◆ **Your assignment**
What's wanted here is the full listing below, repeated exactly, with no images in it.

◆ **Records to process**
......
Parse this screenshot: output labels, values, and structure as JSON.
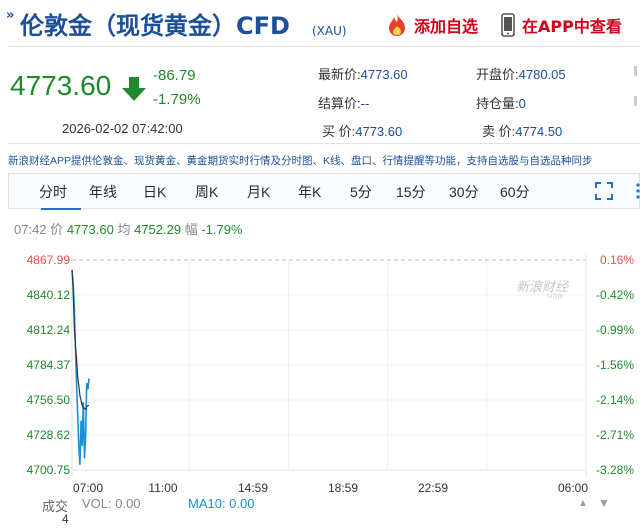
{
  "header": {
    "title_mark": "»",
    "title": "伦敦金（现货黄金）CFD",
    "title_sub": "(XAU)",
    "add_watch": "添加自选",
    "open_app": "在APP中查看"
  },
  "quote": {
    "price": "4773.60",
    "change": "-86.79",
    "change_pct": "-1.79%",
    "timestamp": "2026-02-02 07:42:00",
    "fields": {
      "latest_label": "最新价:",
      "latest_value": "4773.60",
      "open_label": "开盘价:",
      "open_value": "4780.05",
      "settle_label": "结算价:",
      "settle_value": "--",
      "oi_label": "持仓量:",
      "oi_value": "0",
      "bid_label": "买  价:",
      "bid_value": "4773.60",
      "ask_label": "卖  价:",
      "ask_value": "4774.50"
    }
  },
  "notice": "新浪财经APP提供伦敦金、现货黄金、黄金期货实时行情及分时图、K线、盘口、行情提醒等功能，支持自选股与自选品种同步",
  "tabs": [
    "分时",
    "年线",
    "日K",
    "周K",
    "月K",
    "年K",
    "5分",
    "15分",
    "30分",
    "60分"
  ],
  "info": {
    "time": "07:42",
    "price_label": "价",
    "price": "4773.60",
    "avg_label": "均",
    "avg": "4752.29",
    "amp_label": "幅",
    "amp": "-1.79%"
  },
  "watermark": "新浪财经",
  "watermark_sub": "sina",
  "colors": {
    "up": "#e8524e",
    "down": "#1f8a2c",
    "brand_blue": "#1b4f9b",
    "line": "#1b8fd6",
    "avg_line": "#333333"
  },
  "chart_data": {
    "type": "line",
    "y_ticks": [
      "4867.99",
      "4840.12",
      "4812.24",
      "4784.37",
      "4756.50",
      "4728.62",
      "4700.75"
    ],
    "pct_ticks": [
      "0.16%",
      "-0.42%",
      "-0.99%",
      "-1.56%",
      "-2.14%",
      "-2.71%",
      "-3.28%"
    ],
    "x_ticks": [
      "07:00",
      "11:00",
      "14:59",
      "18:59",
      "22:59",
      "06:00"
    ],
    "ylim": [
      4700.75,
      4867.99
    ],
    "prev_close": 4860.39,
    "series": [
      {
        "values": [
          4860,
          4850,
          4830,
          4800,
          4770,
          4745,
          4720,
          4705,
          4740,
          4720,
          4755,
          4710,
          4728,
          4770,
          4765,
          4773.6
        ]
      },
      {
        "values": [
          4860,
          4845,
          4815,
          4800,
          4790,
          4775,
          4768,
          4760,
          4756,
          4752,
          4750,
          4750,
          4749,
          4751,
          4752,
          4752.29
        ]
      }
    ]
  },
  "bottom": {
    "trade_label": "成交",
    "vol": "VOL: 0.00",
    "ma10": "MA10: 0.00",
    "count": "4"
  }
}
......
◆ **Response to this exercise**
Parse this screenshot: output labels, values, and structure as JSON.
{
  "header": {
    "title_mark": "»",
    "title": "伦敦金（现货黄金）CFD",
    "title_sub": "(XAU)",
    "add_watch": "添加自选",
    "open_app": "在APP中查看"
  },
  "quote": {
    "price": "4773.60",
    "change": "-86.79",
    "change_pct": "-1.79%",
    "timestamp": "2026-02-02 07:42:00",
    "fields": {
      "latest_label": "最新价:",
      "latest_value": "4773.60",
      "open_label": "开盘价:",
      "open_value": "4780.05",
      "settle_label": "结算价:",
      "settle_value": "--",
      "oi_label": "持仓量:",
      "oi_value": "0",
      "bid_label": "买  价:",
      "bid_value": "4773.60",
      "ask_label": "卖  价:",
      "ask_value": "4774.50"
    }
  },
  "notice": "新浪财经APP提供伦敦金、现货黄金、黄金期货实时行情及分时图、K线、盘口、行情提醒等功能，支持自选股与自选品种同步",
  "tabs": [
    "分时",
    "年线",
    "日K",
    "周K",
    "月K",
    "年K",
    "5分",
    "15分",
    "30分",
    "60分"
  ],
  "info": {
    "time": "07:42",
    "price_label": "价",
    "price": "4773.60",
    "avg_label": "均",
    "avg": "4752.29",
    "amp_label": "幅",
    "amp": "-1.79%"
  },
  "watermark": "新浪财经",
  "watermark_sub": "sina",
  "colors": {
    "up": "#e8524e",
    "down": "#1f8a2c",
    "brand_blue": "#1b4f9b",
    "line": "#1b8fd6",
    "avg_line": "#333333"
  },
  "chart_data": {
    "type": "line",
    "y_ticks": [
      "4867.99",
      "4840.12",
      "4812.24",
      "4784.37",
      "4756.50",
      "4728.62",
      "4700.75"
    ],
    "pct_ticks": [
      "0.16%",
      "-0.42%",
      "-0.99%",
      "-1.56%",
      "-2.14%",
      "-2.71%",
      "-3.28%"
    ],
    "x_ticks": [
      "07:00",
      "11:00",
      "14:59",
      "18:59",
      "22:59",
      "06:00"
    ],
    "ylim": [
      4700.75,
      4867.99
    ],
    "prev_close": 4860.39,
    "series": [
      {
        "values": [
          4860,
          4850,
          4830,
          4800,
          4770,
          4745,
          4720,
          4705,
          4740,
          4720,
          4755,
          4710,
          4728,
          4770,
          4765,
          4773.6
        ]
      },
      {
        "values": [
          4860,
          4845,
          4815,
          4800,
          4790,
          4775,
          4768,
          4760,
          4756,
          4752,
          4750,
          4750,
          4749,
          4751,
          4752,
          4752.29
        ]
      }
    ]
  },
  "bottom": {
    "trade_label": "成交",
    "vol": "VOL: 0.00",
    "ma10": "MA10: 0.00",
    "count": "4"
  }
}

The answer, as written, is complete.